» **Directions for this task**: From the records below, count the lines holding the string "highlight". Only the number is wanted.

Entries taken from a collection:
· · · · · · ·
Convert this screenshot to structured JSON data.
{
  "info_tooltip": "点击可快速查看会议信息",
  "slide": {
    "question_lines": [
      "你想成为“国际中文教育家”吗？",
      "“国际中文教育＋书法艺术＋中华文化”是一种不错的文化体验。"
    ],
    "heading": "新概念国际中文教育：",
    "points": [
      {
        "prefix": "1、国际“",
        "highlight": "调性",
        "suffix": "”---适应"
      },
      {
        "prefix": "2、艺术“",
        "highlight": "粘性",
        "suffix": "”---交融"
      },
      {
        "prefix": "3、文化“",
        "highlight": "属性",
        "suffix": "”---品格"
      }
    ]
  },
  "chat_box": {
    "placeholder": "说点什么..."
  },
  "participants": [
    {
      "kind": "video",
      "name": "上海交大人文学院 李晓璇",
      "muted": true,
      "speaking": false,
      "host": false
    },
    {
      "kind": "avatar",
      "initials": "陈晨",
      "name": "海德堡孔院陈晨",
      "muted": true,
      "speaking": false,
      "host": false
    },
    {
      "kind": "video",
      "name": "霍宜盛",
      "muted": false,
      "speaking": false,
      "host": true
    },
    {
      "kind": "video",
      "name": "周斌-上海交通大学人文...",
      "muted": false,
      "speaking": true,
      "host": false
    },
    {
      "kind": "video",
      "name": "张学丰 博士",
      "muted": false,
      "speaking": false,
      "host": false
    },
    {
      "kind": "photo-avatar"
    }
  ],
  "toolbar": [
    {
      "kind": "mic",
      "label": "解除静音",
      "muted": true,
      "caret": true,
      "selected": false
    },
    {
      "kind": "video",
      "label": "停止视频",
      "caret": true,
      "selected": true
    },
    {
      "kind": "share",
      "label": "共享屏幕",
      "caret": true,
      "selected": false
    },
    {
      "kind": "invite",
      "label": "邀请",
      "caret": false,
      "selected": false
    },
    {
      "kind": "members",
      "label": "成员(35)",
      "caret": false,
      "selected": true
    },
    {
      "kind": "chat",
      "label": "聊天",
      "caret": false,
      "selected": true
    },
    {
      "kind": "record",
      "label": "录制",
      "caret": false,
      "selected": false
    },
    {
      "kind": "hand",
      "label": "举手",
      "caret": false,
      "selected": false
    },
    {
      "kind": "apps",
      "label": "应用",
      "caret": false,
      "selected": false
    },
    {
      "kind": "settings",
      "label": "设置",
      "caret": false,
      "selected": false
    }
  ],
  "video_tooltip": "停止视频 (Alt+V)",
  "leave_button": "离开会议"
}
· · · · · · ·
» **The completed task**: 3